> **Interface dataset entries**:
------------------------------

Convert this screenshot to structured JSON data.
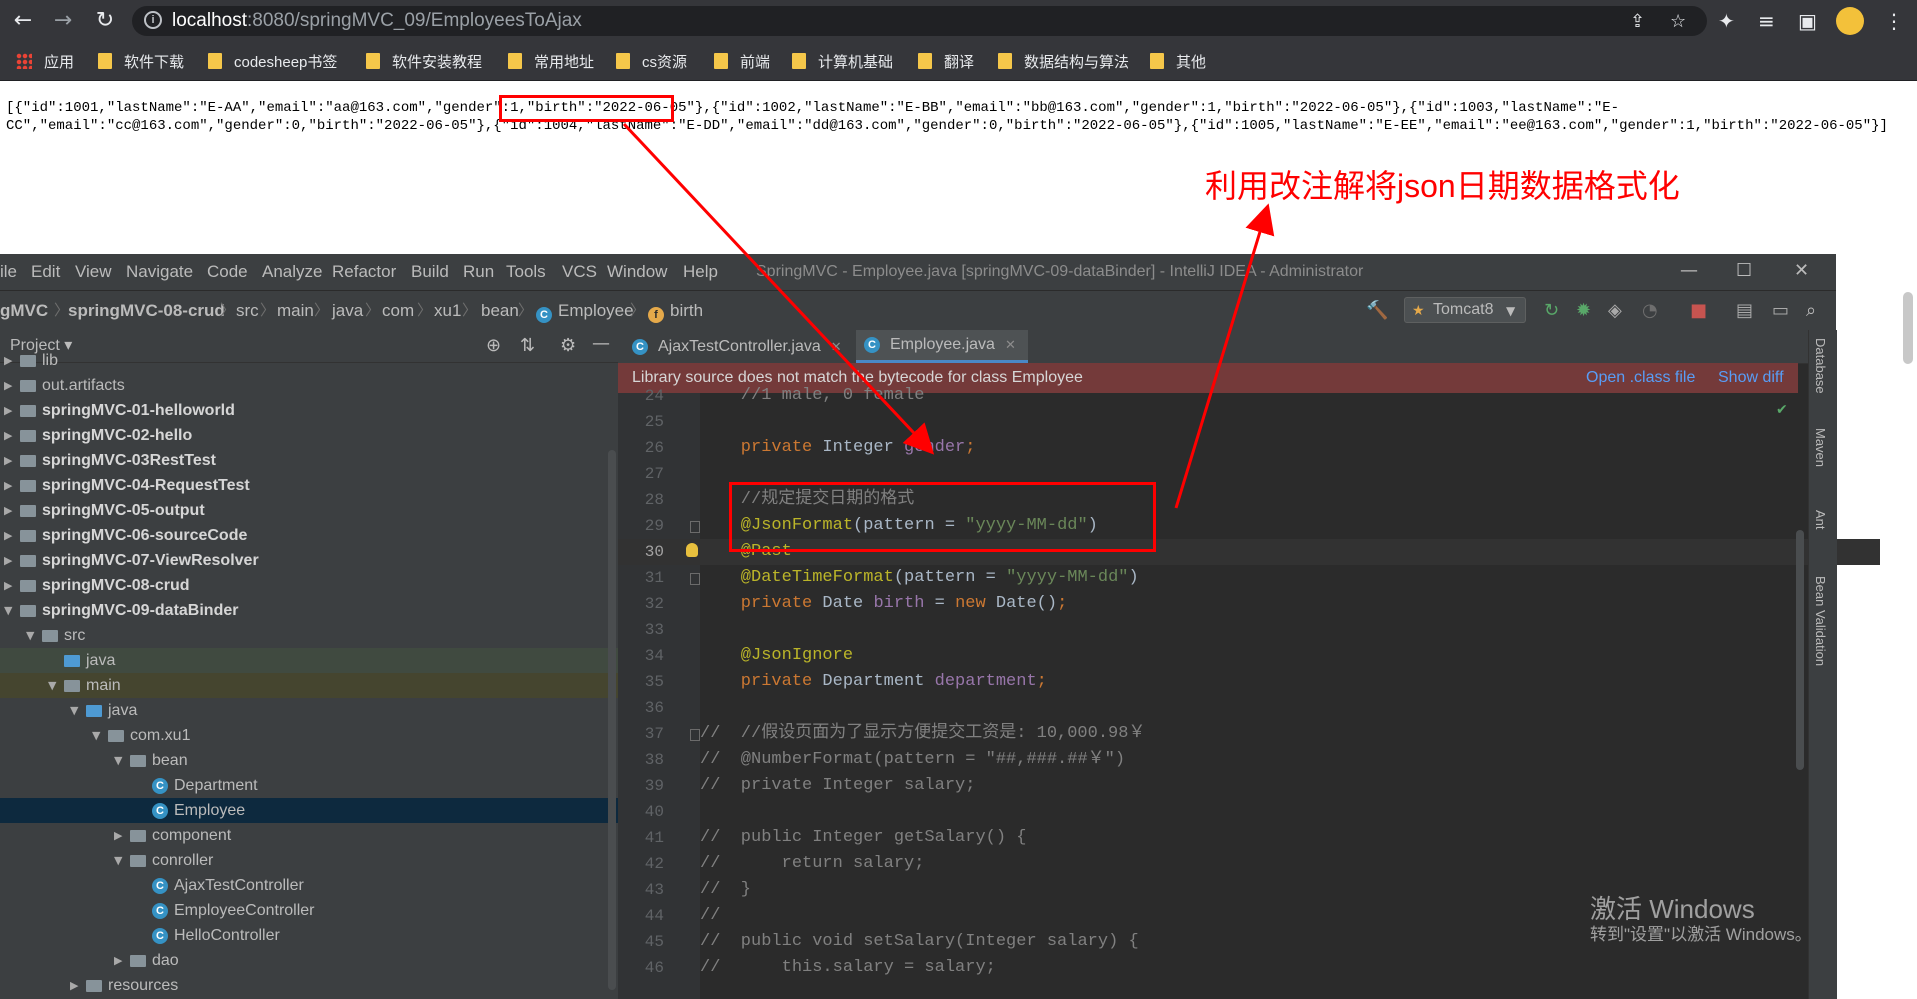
{
  "browser": {
    "url_host": "localhost",
    "url_path": ":8080/springMVC_09/EmployeesToAjax",
    "bookmarks": [
      "应用",
      "软件下载",
      "codesheep书签",
      "软件安装教程",
      "常用地址",
      "cs资源",
      "前端",
      "计算机基础",
      "翻译",
      "数据结构与算法",
      "其他"
    ]
  },
  "page": {
    "json_line1": "[{\"id\":1001,\"lastName\":\"E-AA\",\"email\":\"aa@163.com\",\"gender\":1,\"birth\":\"2022-06-05\"},{\"id\":1002,\"lastName\":\"E-BB\",\"email\":\"bb@163.com\",\"gender\":1,\"birth\":\"2022-06-05\"},{\"id\":1003,\"lastName\":\"E-",
    "json_line2": "CC\",\"email\":\"cc@163.com\",\"gender\":0,\"birth\":\"2022-06-05\"},{\"id\":1004,\"lastName\":\"E-DD\",\"email\":\"dd@163.com\",\"gender\":0,\"birth\":\"2022-06-05\"},{\"id\":1005,\"lastName\":\"E-EE\",\"email\":\"ee@163.com\",\"gender\":1,\"birth\":\"2022-06-05\"}]",
    "annotation": "利用改注解将json日期数据格式化"
  },
  "ide": {
    "menu": [
      "ile",
      "Edit",
      "View",
      "Navigate",
      "Code",
      "Analyze",
      "Refactor",
      "Build",
      "Run",
      "Tools",
      "VCS",
      "Window",
      "Help"
    ],
    "window_title": "SpringMVC - Employee.java [springMVC-09-dataBinder] - IntelliJ IDEA - Administrator",
    "breadcrumbs": [
      "gMVC",
      "springMVC-08-crud",
      "src",
      "main",
      "java",
      "com",
      "xu1",
      "bean",
      "Employee",
      "birth"
    ],
    "run_config": "Tomcat8",
    "project_label": "Project",
    "tree": [
      {
        "label": "lib",
        "depth": 0,
        "arrow": "▶",
        "bold": false,
        "kind": "folder",
        "state": ""
      },
      {
        "label": "out.artifacts",
        "depth": 0,
        "arrow": "▶",
        "bold": false,
        "kind": "folder",
        "state": ""
      },
      {
        "label": "springMVC-01-helloworld",
        "depth": 0,
        "arrow": "▶",
        "bold": true,
        "kind": "folder",
        "state": ""
      },
      {
        "label": "springMVC-02-hello",
        "depth": 0,
        "arrow": "▶",
        "bold": true,
        "kind": "folder",
        "state": ""
      },
      {
        "label": "springMVC-03RestTest",
        "depth": 0,
        "arrow": "▶",
        "bold": true,
        "kind": "folder",
        "state": ""
      },
      {
        "label": "springMVC-04-RequestTest",
        "depth": 0,
        "arrow": "▶",
        "bold": true,
        "kind": "folder",
        "state": ""
      },
      {
        "label": "springMVC-05-output",
        "depth": 0,
        "arrow": "▶",
        "bold": true,
        "kind": "folder",
        "state": ""
      },
      {
        "label": "springMVC-06-sourceCode",
        "depth": 0,
        "arrow": "▶",
        "bold": true,
        "kind": "folder",
        "state": ""
      },
      {
        "label": "springMVC-07-ViewResolver",
        "depth": 0,
        "arrow": "▶",
        "bold": true,
        "kind": "folder",
        "state": ""
      },
      {
        "label": "springMVC-08-crud",
        "depth": 0,
        "arrow": "▶",
        "bold": true,
        "kind": "folder",
        "state": ""
      },
      {
        "label": "springMVC-09-dataBinder",
        "depth": 0,
        "arrow": "▼",
        "bold": true,
        "kind": "folder",
        "state": ""
      },
      {
        "label": "src",
        "depth": 1,
        "arrow": "▼",
        "bold": false,
        "kind": "folder",
        "state": ""
      },
      {
        "label": "java",
        "depth": 2,
        "arrow": "",
        "bold": false,
        "kind": "folder-blue",
        "state": "hl"
      },
      {
        "label": "main",
        "depth": 2,
        "arrow": "▼",
        "bold": false,
        "kind": "folder",
        "state": "mod"
      },
      {
        "label": "java",
        "depth": 3,
        "arrow": "▼",
        "bold": false,
        "kind": "folder-blue",
        "state": ""
      },
      {
        "label": "com.xu1",
        "depth": 4,
        "arrow": "▼",
        "bold": false,
        "kind": "folder",
        "state": ""
      },
      {
        "label": "bean",
        "depth": 5,
        "arrow": "▼",
        "bold": false,
        "kind": "folder",
        "state": ""
      },
      {
        "label": "Department",
        "depth": 6,
        "arrow": "",
        "bold": false,
        "kind": "class",
        "state": ""
      },
      {
        "label": "Employee",
        "depth": 6,
        "arrow": "",
        "bold": false,
        "kind": "class",
        "state": "sel"
      },
      {
        "label": "component",
        "depth": 5,
        "arrow": "▶",
        "bold": false,
        "kind": "folder",
        "state": ""
      },
      {
        "label": "conroller",
        "depth": 5,
        "arrow": "▼",
        "bold": false,
        "kind": "folder",
        "state": ""
      },
      {
        "label": "AjaxTestController",
        "depth": 6,
        "arrow": "",
        "bold": false,
        "kind": "class",
        "state": ""
      },
      {
        "label": "EmployeeController",
        "depth": 6,
        "arrow": "",
        "bold": false,
        "kind": "class",
        "state": ""
      },
      {
        "label": "HelloController",
        "depth": 6,
        "arrow": "",
        "bold": false,
        "kind": "class",
        "state": ""
      },
      {
        "label": "dao",
        "depth": 5,
        "arrow": "▶",
        "bold": false,
        "kind": "folder",
        "state": ""
      },
      {
        "label": "resources",
        "depth": 3,
        "arrow": "▶",
        "bold": false,
        "kind": "folder",
        "state": ""
      }
    ],
    "tabs": [
      "AjaxTestController.java",
      "Employee.java"
    ],
    "active_tab": 1,
    "warning": {
      "text": "Library source does not match the bytecode for class Employee",
      "open_class": "Open .class file",
      "show_diff": "Show diff"
    },
    "current_line": 30,
    "code_lines": [
      {
        "n": "24",
        "tokens": [
          [
            "cm",
            "    //1 male, 0 female"
          ]
        ]
      },
      {
        "n": "25",
        "tokens": []
      },
      {
        "n": "26",
        "tokens": [
          [
            "kw",
            "    private "
          ],
          [
            "",
            "Integer "
          ],
          [
            "fd",
            "gender"
          ],
          [
            "kw",
            ";"
          ]
        ]
      },
      {
        "n": "27",
        "tokens": []
      },
      {
        "n": "28",
        "tokens": [
          [
            "cm",
            "    //规定提交日期的格式"
          ]
        ]
      },
      {
        "n": "29",
        "tokens": [
          [
            "an",
            "    @JsonFormat"
          ],
          [
            "",
            "(pattern = "
          ],
          [
            "st",
            "\"yyyy-MM-dd\""
          ],
          [
            "",
            ")"
          ]
        ]
      },
      {
        "n": "30",
        "tokens": [
          [
            "an",
            "    @Past"
          ]
        ]
      },
      {
        "n": "31",
        "tokens": [
          [
            "an",
            "    @DateTimeFormat"
          ],
          [
            "",
            "(pattern = "
          ],
          [
            "st",
            "\"yyyy-MM-dd\""
          ],
          [
            "",
            ")"
          ]
        ]
      },
      {
        "n": "32",
        "tokens": [
          [
            "kw",
            "    private "
          ],
          [
            "",
            "Date "
          ],
          [
            "fd",
            "birth"
          ],
          [
            "",
            " = "
          ],
          [
            "kw",
            "new "
          ],
          [
            "",
            "Date()"
          ],
          [
            "kw",
            ";"
          ]
        ]
      },
      {
        "n": "33",
        "tokens": []
      },
      {
        "n": "34",
        "tokens": [
          [
            "an",
            "    @JsonIgnore"
          ]
        ]
      },
      {
        "n": "35",
        "tokens": [
          [
            "kw",
            "    private "
          ],
          [
            "",
            "Department "
          ],
          [
            "fd",
            "department"
          ],
          [
            "kw",
            ";"
          ]
        ]
      },
      {
        "n": "36",
        "tokens": []
      },
      {
        "n": "37",
        "tokens": [
          [
            "cm",
            "//  //假设页面为了显示方便提交工资是: 10,000.98￥"
          ]
        ]
      },
      {
        "n": "38",
        "tokens": [
          [
            "cm",
            "//  @NumberFormat(pattern = \"##,###.##￥\")"
          ]
        ]
      },
      {
        "n": "39",
        "tokens": [
          [
            "cm",
            "//  private Integer salary;"
          ]
        ]
      },
      {
        "n": "40",
        "tokens": []
      },
      {
        "n": "41",
        "tokens": [
          [
            "cm",
            "//  public Integer getSalary() {"
          ]
        ]
      },
      {
        "n": "42",
        "tokens": [
          [
            "cm",
            "//      return salary;"
          ]
        ]
      },
      {
        "n": "43",
        "tokens": [
          [
            "cm",
            "//  }"
          ]
        ]
      },
      {
        "n": "44",
        "tokens": [
          [
            "cm",
            "//"
          ]
        ]
      },
      {
        "n": "45",
        "tokens": [
          [
            "cm",
            "//  public void setSalary(Integer salary) {"
          ]
        ]
      },
      {
        "n": "46",
        "tokens": [
          [
            "cm",
            "//      this.salary = salary;"
          ]
        ]
      }
    ],
    "side_tools": [
      "Database",
      "Maven",
      "Ant",
      "Bean Validation"
    ],
    "watermark_line1": "激活 Windows",
    "watermark_line2": "转到\"设置\"以激活 Windows。"
  }
}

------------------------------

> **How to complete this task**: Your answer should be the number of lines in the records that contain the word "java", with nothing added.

> **Solution**: 6